Where Does the Net Buck Stop?

Building a Net-accessible business – which, of course, includes but is hardly limited to a web site – is expensive, time-consuming, technically complex, resource intensive, and deeply dependent on top-tier project management.

It involves the tight integration of technology, first-class business processes, and a forward-facing understanding of the needs of our customers (who sometimes are our own employees). It involves the correct mix of interface, content, and functionality. It focuses on sites that drive data to and from databases. It exists to help customers and noncustomers alike do business with us. In other words, a Net initiative – web site to supply-chain management – is a technology implementation project, not an HTML/JavaScript execution project. You and I – all of us that come here to ClickZ to read about online marketing and advertising issues – need to understand that we’re in the technology implementation business.

We’re all in IT, whether we know it or not. Whether we like it or not. And if we’re going to do a good job – more to the point, if we as marketers are going to be able to successfully win ownership of the corporate web initiative over time – we need to take an IT approach to the ponderous task of implementing a successful Net project.

What do I consider a successful project? It’s simple: bringing in the project in the projected time frame at the projected budget and at the expected level of quality.

You know, the usual IT goals.

If we’re going to implement a successful Net project, it’s not going to be enough for us to come to meetings to tell the Net-development vendors (and we’re likely going to be involved with more than one organization) what we want and hope they understand our hand waving and internal debates, our white-board brainstorms and flowcharts, and our carefully selected samples of other web sites we like.

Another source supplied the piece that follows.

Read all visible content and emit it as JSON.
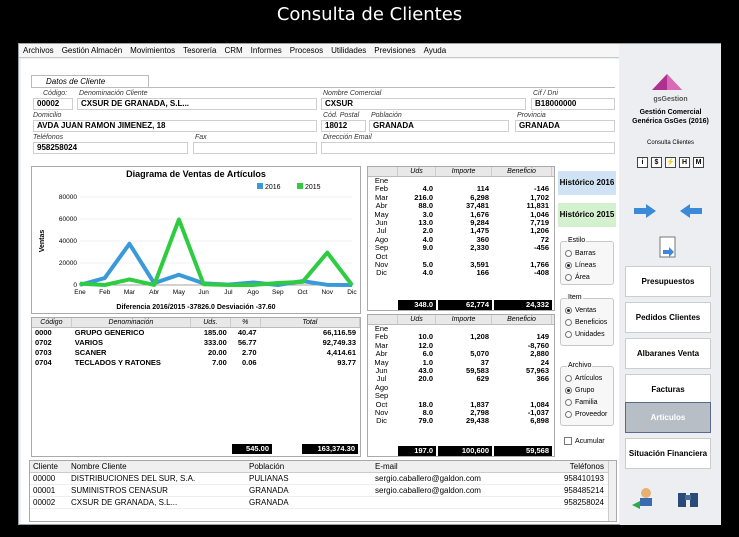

If we’re going to implement a successful Net initiative, we’re going to have do serious homework – tons of it – before we step foot in a conference room. Hard, ugly, boring homework. We need to set out exactly what we want the site to do – front and back. Step by step. Click by click. Before we start building the first HTML tag.

How do we do this? Here’s my prescription:

  1. Assemble the team correctly. Every web team needs to have the right mix of skills – whether you have them internally or bring them in from outside. For me, the mix is marketing, IT, and an expert from within each organization whom we intend to integrate into the process. Going to add recruitment to the web site? Put HR into the process. Going to implement inventory visibility into the site for customers? Put sales and warehouse management into the process.

  2. Bring your customers into the process. Ask the people you do business with every day what value they look to receive from a web site and from the processes in the back that the web site reaches into.
  3. Learn to specify. Consider every Net action – from the simplest link to the most complex data access and manipulation – in terms of the steps it takes to complete and then commit that to a specification. It doesn’t have to be a paper specification. In my case, when I design a site for a customer, I build the specification as a series of live HTML pages, containing pertinent information for every page on the site (for instance, what search engine phrase the page is to be optimized for, what functionality will be implemented on that page, and what pages it links to).
  4. Specification doesn’t end with the site pages. It includes the functionality we’re going to implement – from simple things like newsletter sign-ups to the most sophisticated order-processing systems. Universal Modeling Language – the standard used to develop Use Cases – is a pretty straightforward thing to learn and is understood by any reputable Net-development group.

Here are some of the benefits:

  1. You know before you begin what it is you want, and you can communicate those requirements to anyone involved with the project.

  2. It provides concrete ground for an RFP. How do you get someone to accurately bid a job before he or she knows exactly what the job consists of?
  3. It provides a single point of reference for the many people – often within many companies – to understand what is being built.
  4. It eliminates uncontrolled and unjustified scope creep. No specification is perfect, and you can expect some things to change during the course of a successful project. Changes are to be encouraged for the sake of quality, but they must be controlled.

I know, I’m lecturing. Forgive me. But I think it’s important that we all understand the importance of taking this kind of formalized approach to the work we’re all doing now. There’s so much money being spent on moving business processes online, that to go into it like it was another collateral development program is a guarantee that our money will be flying into other people’s hands when it should stay with us, where it belongs.

Where does the Net buck stop? It should stop with us.

Related reading